*Given data*
________________

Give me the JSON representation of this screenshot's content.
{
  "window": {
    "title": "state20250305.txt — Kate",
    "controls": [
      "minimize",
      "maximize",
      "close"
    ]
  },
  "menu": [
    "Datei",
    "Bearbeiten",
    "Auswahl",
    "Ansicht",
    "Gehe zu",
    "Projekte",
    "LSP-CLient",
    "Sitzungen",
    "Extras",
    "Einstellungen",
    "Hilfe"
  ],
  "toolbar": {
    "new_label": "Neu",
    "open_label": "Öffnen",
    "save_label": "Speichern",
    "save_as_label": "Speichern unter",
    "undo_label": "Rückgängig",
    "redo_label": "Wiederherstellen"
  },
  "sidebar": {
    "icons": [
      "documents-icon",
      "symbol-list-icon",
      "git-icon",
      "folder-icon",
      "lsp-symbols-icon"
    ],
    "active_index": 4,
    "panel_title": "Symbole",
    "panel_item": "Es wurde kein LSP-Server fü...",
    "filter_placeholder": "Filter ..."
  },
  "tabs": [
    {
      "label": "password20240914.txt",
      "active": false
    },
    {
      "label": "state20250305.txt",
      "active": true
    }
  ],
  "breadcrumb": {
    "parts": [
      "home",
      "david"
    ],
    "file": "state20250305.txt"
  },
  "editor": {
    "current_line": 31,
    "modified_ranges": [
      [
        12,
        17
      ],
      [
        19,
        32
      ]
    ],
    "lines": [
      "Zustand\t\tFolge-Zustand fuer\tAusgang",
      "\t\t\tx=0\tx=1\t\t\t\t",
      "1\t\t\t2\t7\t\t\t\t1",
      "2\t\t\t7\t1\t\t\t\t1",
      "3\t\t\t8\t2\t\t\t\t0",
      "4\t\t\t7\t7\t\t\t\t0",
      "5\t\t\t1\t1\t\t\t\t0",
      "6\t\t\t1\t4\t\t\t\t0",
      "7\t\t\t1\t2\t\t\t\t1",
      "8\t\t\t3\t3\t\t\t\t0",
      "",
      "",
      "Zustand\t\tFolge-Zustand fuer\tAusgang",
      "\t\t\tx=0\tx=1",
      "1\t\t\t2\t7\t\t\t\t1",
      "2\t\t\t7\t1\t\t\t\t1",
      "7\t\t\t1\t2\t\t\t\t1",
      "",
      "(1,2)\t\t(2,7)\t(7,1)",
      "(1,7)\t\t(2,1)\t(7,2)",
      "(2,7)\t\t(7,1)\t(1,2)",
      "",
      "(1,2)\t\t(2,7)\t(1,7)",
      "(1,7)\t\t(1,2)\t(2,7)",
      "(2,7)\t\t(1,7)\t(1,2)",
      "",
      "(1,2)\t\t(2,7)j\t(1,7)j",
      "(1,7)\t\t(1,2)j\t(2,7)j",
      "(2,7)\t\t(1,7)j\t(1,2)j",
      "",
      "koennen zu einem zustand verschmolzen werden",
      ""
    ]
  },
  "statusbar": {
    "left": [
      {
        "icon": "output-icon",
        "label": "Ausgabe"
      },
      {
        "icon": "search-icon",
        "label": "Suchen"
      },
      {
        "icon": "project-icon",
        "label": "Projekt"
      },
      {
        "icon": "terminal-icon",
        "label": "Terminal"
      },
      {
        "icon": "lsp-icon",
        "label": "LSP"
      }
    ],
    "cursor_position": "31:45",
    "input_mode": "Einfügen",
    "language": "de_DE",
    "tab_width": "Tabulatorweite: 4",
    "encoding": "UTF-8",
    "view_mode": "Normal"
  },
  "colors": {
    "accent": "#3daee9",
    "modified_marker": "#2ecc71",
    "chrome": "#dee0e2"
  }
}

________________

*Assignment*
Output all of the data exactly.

*Answer area*
Give me the JSON representation of this screenshot's content.
{
  "window": {
    "title": "state20250305.txt — Kate",
    "controls": [
      "minimize",
      "maximize",
      "close"
    ]
  },
  "menu": [
    "Datei",
    "Bearbeiten",
    "Auswahl",
    "Ansicht",
    "Gehe zu",
    "Projekte",
    "LSP-CLient",
    "Sitzungen",
    "Extras",
    "Einstellungen",
    "Hilfe"
  ],
  "toolbar": {
    "new_label": "Neu",
    "open_label": "Öffnen",
    "save_label": "Speichern",
    "save_as_label": "Speichern unter",
    "undo_label": "Rückgängig",
    "redo_label": "Wiederherstellen"
  },
  "sidebar": {
    "icons": [
      "documents-icon",
      "symbol-list-icon",
      "git-icon",
      "folder-icon",
      "lsp-symbols-icon"
    ],
    "active_index": 4,
    "panel_title": "Symbole",
    "panel_item": "Es wurde kein LSP-Server fü...",
    "filter_placeholder": "Filter ..."
  },
  "tabs": [
    {
      "label": "password20240914.txt",
      "active": false
    },
    {
      "label": "state20250305.txt",
      "active": true
    }
  ],
  "breadcrumb": {
    "parts": [
      "home",
      "david"
    ],
    "file": "state20250305.txt"
  },
  "editor": {
    "current_line": 31,
    "modified_ranges": [
      [
        12,
        17
      ],
      [
        19,
        32
      ]
    ],
    "lines": [
      "Zustand\t\tFolge-Zustand fuer\tAusgang",
      "\t\t\tx=0\tx=1\t\t\t\t",
      "1\t\t\t2\t7\t\t\t\t1",
      "2\t\t\t7\t1\t\t\t\t1",
      "3\t\t\t8\t2\t\t\t\t0",
      "4\t\t\t7\t7\t\t\t\t0",
      "5\t\t\t1\t1\t\t\t\t0",
      "6\t\t\t1\t4\t\t\t\t0",
      "7\t\t\t1\t2\t\t\t\t1",
      "8\t\t\t3\t3\t\t\t\t0",
      "",
      "",
      "Zustand\t\tFolge-Zustand fuer\tAusgang",
      "\t\t\tx=0\tx=1",
      "1\t\t\t2\t7\t\t\t\t1",
      "2\t\t\t7\t1\t\t\t\t1",
      "7\t\t\t1\t2\t\t\t\t1",
      "",
      "(1,2)\t\t(2,7)\t(7,1)",
      "(1,7)\t\t(2,1)\t(7,2)",
      "(2,7)\t\t(7,1)\t(1,2)",
      "",
      "(1,2)\t\t(2,7)\t(1,7)",
      "(1,7)\t\t(1,2)\t(2,7)",
      "(2,7)\t\t(1,7)\t(1,2)",
      "",
      "(1,2)\t\t(2,7)j\t(1,7)j",
      "(1,7)\t\t(1,2)j\t(2,7)j",
      "(2,7)\t\t(1,7)j\t(1,2)j",
      "",
      "koennen zu einem zustand verschmolzen werden",
      ""
    ]
  },
  "statusbar": {
    "left": [
      {
        "icon": "output-icon",
        "label": "Ausgabe"
      },
      {
        "icon": "search-icon",
        "label": "Suchen"
      },
      {
        "icon": "project-icon",
        "label": "Projekt"
      },
      {
        "icon": "terminal-icon",
        "label": "Terminal"
      },
      {
        "icon": "lsp-icon",
        "label": "LSP"
      }
    ],
    "cursor_position": "31:45",
    "input_mode": "Einfügen",
    "language": "de_DE",
    "tab_width": "Tabulatorweite: 4",
    "encoding": "UTF-8",
    "view_mode": "Normal"
  },
  "colors": {
    "accent": "#3daee9",
    "modified_marker": "#2ecc71",
    "chrome": "#dee0e2"
  }
}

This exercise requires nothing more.